Projection Problem

2597
11
Jump to solution
12-03-2015 01:53 PM
Highlighted
New Contributor III

I just uploaded a bunch of points using the display XY data in the following format:

Lat: 38.655666 Long: -122.793479

No matter what projection I originally set everything to it always projects into the ocean.  All the points seem to be accurate and when I search the lat/long in google earth they are accurate so I'm a bit lost atm.

I've set the data frame coordinate system to the same system I am using on my layer.  I've tried everything from adding the data in a current ArcMap document to a brand new one and I keep getting the same results.

Does anyone have any suggestions?

Thanks!

~alex

Reply
0 Kudos
1 Solution

Accepted Solutions
Highlighted
MVP Honored Contributor
No matter what projection I originally set

Those are Lat/Long, so your original coordinate reference system for the point(s) should be geographic, not projected. Try WGS84 as a default, or other if you know.

View solution in original post

11 Replies
Highlighted
MVP Honored Contributor
No matter what projection I originally set

Those are Lat/Long, so your original coordinate reference system for the point(s) should be geographic, not projected. Try WGS84 as a default, or other if you know.

View solution in original post

Highlighted
New Contributor III

This was the fix and I am an idiot!

Thanks so much for your time!

~alex

Highlighted
New Contributor

Hi Alex,

I tested out your point in ArcMap and it landed in California. Is this correct? just make sure your settings is in decimal degrees when you got to plot your points. Good Luck,

Highlighted
MVP Esteemed Contributor

And an oft mixed up thing when adding event layers... X is longitude and Y is latitude

Highlighted
Regular Contributor II

@ Dan Patterson yes it always does messed up our brains !!!!

Highlighted
MVP Esteemed Contributor

Because people still say "latitude - longitude" for historic and non-geometric reasons. 

I will give this reference since it is very complete as to how this travesty (my comment) occured and how it has been perputuated and actively endorsed for a variety of which are largely insane (ok...that was a comment).

http://stackoverflow.com/questions/7309121/preferred-order-of-writing-latitude-longitude-tuples

Most of the original references are in there and it will save me time in looking up the missing.

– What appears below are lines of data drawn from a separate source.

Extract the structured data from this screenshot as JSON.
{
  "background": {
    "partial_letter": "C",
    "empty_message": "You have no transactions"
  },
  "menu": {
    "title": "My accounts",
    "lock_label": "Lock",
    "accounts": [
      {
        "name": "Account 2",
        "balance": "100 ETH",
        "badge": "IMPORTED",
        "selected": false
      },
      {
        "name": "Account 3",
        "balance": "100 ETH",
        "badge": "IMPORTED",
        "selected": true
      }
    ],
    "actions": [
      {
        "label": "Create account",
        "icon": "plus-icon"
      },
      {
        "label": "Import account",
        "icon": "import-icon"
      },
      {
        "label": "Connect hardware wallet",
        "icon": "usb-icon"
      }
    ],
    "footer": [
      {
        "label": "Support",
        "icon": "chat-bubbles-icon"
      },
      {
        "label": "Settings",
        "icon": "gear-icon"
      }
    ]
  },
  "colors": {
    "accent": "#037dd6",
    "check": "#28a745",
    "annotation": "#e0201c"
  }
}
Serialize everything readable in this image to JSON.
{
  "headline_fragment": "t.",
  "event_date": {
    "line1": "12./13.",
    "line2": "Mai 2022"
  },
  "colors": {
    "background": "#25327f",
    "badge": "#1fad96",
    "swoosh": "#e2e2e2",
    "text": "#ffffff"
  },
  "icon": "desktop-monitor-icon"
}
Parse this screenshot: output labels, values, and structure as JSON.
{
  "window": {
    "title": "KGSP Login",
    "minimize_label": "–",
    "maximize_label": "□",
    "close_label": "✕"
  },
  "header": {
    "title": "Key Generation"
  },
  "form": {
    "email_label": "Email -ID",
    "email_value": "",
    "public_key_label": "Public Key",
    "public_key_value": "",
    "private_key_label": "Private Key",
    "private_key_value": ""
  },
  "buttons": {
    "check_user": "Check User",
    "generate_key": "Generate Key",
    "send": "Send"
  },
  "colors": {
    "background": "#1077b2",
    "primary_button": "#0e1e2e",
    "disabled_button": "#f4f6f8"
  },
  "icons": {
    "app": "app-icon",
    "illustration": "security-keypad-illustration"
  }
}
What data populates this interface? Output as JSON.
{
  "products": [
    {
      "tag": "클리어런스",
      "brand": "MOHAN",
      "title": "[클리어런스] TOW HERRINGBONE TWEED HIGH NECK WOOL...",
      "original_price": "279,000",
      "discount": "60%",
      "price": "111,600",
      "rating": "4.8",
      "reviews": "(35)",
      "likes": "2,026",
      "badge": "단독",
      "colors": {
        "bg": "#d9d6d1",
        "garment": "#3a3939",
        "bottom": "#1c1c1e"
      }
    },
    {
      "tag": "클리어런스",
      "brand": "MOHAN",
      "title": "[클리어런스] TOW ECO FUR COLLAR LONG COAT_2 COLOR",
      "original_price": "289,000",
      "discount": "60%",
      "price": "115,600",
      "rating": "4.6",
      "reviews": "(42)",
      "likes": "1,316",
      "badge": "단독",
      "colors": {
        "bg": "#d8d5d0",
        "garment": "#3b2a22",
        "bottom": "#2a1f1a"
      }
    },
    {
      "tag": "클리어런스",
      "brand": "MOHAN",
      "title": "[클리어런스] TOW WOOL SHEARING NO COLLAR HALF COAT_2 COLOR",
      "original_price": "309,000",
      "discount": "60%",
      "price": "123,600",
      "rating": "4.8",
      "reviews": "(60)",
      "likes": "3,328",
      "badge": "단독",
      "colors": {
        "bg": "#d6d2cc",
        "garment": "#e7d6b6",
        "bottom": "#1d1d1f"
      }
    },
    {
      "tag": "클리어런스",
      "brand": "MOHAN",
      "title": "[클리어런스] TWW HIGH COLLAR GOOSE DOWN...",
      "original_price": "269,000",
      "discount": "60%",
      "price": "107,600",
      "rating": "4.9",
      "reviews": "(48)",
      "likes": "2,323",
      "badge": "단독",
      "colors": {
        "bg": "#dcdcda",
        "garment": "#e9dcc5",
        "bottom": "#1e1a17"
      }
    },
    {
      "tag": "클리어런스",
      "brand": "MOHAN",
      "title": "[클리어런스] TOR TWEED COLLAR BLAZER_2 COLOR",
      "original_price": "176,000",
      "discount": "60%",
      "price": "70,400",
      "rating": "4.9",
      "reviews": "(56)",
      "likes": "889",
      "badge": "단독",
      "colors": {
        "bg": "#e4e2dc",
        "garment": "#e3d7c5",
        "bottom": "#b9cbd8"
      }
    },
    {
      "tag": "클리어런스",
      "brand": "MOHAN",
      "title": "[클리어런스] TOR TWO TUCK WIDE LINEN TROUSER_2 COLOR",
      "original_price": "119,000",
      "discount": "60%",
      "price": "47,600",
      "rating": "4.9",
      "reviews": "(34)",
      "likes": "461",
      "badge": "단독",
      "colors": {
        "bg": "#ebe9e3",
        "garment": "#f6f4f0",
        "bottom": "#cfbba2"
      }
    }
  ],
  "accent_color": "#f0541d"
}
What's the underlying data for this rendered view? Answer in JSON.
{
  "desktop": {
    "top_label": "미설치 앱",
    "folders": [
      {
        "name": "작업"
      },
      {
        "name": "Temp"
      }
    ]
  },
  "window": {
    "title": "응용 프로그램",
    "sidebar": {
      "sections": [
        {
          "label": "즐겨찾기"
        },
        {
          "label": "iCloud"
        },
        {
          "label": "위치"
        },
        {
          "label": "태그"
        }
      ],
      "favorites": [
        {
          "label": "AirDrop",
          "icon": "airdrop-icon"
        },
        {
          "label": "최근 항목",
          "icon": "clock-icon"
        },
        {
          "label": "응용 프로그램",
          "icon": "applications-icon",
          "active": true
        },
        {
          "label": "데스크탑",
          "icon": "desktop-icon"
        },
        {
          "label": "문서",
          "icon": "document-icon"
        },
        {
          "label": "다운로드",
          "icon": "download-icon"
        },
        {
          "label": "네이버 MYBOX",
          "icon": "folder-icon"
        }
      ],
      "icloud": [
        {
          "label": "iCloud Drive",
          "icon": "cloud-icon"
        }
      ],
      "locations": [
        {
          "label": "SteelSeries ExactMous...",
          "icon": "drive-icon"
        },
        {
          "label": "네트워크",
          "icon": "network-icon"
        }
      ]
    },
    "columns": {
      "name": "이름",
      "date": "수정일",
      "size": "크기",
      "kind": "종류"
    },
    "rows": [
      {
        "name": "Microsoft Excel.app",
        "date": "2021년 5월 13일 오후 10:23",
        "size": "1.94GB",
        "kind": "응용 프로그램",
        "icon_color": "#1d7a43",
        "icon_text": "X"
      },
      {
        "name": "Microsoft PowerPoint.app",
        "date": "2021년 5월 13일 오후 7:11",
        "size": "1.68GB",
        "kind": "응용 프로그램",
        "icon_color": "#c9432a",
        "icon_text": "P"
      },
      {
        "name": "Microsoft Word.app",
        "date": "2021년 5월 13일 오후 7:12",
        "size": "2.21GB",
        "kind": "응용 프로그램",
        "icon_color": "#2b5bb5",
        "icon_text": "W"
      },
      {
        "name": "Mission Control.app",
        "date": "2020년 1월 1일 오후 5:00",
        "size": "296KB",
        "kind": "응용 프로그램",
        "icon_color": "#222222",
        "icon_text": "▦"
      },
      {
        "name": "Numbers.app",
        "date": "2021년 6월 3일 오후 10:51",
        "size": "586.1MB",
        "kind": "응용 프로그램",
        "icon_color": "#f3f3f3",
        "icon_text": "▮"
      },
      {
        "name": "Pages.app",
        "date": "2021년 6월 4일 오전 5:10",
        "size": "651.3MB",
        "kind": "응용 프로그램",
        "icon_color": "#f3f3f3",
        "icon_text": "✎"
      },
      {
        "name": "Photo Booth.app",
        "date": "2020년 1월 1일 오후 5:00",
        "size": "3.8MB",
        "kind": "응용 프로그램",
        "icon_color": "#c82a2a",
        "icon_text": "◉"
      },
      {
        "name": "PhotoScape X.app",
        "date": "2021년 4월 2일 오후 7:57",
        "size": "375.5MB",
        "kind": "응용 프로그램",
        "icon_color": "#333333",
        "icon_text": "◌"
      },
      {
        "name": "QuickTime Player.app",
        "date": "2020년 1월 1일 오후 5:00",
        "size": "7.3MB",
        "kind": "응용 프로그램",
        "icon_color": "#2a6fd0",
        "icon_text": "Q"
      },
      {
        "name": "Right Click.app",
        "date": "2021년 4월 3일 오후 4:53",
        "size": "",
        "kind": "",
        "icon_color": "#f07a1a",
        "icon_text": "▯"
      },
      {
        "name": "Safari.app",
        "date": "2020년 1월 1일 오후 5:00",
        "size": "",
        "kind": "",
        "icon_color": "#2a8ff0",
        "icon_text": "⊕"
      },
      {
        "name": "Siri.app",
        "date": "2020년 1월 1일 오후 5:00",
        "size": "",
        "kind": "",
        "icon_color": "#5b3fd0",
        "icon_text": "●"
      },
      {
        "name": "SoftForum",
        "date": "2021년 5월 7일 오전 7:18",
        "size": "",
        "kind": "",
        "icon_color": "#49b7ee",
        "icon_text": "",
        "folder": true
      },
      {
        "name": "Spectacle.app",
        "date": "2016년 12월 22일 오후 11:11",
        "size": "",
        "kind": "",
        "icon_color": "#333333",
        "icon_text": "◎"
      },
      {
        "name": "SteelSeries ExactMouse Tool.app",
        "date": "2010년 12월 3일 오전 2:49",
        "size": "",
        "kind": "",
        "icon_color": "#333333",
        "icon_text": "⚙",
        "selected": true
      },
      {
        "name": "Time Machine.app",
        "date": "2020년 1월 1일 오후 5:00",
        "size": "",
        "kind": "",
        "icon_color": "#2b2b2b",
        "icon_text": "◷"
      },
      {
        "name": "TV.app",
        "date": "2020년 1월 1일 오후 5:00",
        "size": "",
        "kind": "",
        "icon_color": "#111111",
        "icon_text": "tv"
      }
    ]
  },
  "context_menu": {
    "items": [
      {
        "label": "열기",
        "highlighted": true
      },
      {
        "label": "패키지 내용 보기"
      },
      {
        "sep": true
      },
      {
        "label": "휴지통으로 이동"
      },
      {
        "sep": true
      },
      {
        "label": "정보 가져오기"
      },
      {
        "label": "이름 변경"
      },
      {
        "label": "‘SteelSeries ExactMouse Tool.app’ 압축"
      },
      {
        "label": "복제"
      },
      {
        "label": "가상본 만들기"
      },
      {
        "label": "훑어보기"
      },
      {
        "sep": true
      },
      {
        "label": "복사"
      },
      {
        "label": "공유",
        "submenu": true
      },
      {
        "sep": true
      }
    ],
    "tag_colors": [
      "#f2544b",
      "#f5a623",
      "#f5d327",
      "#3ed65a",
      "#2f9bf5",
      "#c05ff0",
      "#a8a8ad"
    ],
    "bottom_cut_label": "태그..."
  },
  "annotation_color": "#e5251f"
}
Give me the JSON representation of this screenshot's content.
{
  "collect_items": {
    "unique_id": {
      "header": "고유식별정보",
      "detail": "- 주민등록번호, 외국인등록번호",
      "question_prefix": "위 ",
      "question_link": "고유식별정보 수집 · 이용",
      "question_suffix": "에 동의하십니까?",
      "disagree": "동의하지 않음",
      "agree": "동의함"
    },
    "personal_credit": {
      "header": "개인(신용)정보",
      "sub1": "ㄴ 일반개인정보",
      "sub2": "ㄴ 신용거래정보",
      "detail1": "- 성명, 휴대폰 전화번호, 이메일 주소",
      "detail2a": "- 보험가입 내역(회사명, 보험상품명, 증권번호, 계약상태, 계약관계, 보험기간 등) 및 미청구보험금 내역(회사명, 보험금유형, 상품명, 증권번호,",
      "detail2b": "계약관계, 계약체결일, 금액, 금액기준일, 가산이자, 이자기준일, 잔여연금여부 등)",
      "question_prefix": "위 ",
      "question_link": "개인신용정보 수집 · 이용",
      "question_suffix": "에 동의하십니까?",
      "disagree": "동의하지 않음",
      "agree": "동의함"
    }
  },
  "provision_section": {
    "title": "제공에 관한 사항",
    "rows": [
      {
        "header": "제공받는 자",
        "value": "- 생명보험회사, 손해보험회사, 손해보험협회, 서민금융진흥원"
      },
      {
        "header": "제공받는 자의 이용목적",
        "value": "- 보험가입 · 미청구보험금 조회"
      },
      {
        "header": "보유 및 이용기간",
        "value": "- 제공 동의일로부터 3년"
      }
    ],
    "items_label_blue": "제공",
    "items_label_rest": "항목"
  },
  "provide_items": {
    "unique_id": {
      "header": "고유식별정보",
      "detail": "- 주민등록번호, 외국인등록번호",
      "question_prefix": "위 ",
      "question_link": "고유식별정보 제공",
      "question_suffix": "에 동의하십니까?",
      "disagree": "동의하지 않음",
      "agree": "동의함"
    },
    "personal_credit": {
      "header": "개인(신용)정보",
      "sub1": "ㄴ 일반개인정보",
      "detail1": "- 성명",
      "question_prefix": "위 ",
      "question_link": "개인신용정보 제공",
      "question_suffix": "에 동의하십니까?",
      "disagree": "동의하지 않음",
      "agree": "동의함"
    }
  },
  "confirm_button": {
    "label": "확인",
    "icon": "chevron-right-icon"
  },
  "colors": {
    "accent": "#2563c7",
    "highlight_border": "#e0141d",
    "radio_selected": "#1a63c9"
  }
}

Now don't get me started on why it is ... X-Y ... Easting-Northing (or is it the other way around??? gosh)  or Define Projection vs Project

I am sure the nomenclature originated with the same desire for obfuscation.

Highlighted
MVP Frequent Contributor

Good one Dan...

When preparing a table for storing these sort of values, I always call the 2 coordinate fields :

XLong, YLat.

Highlighted
Esri Esteemed Contributor

I try to spell out "Longitude" and "Latitude", or use 3-character abbreviations (which won't collide with a datatype reserved word in any platform).  Where possible, I try to include units as a postfix or prefix (e.g., "LatitudeDD", "DMS_Lon",...).  Using "Long" causes me to break out in hives (same as with spaces in directories).  I suppose "LonX" and "LatY" wouldn't require benedryl, but it might be a close thing.

- V

Highlighted
MVP Frequent Contributor

Vince,

the Fields XLong & Ylat would be reserved exclusively for real numbers.

If I was storing DMS or some other format of notation, I tend to make it obvious in the attribute name that it is TEXT, like

XLongDMSText or something.

Reply
0 Kudos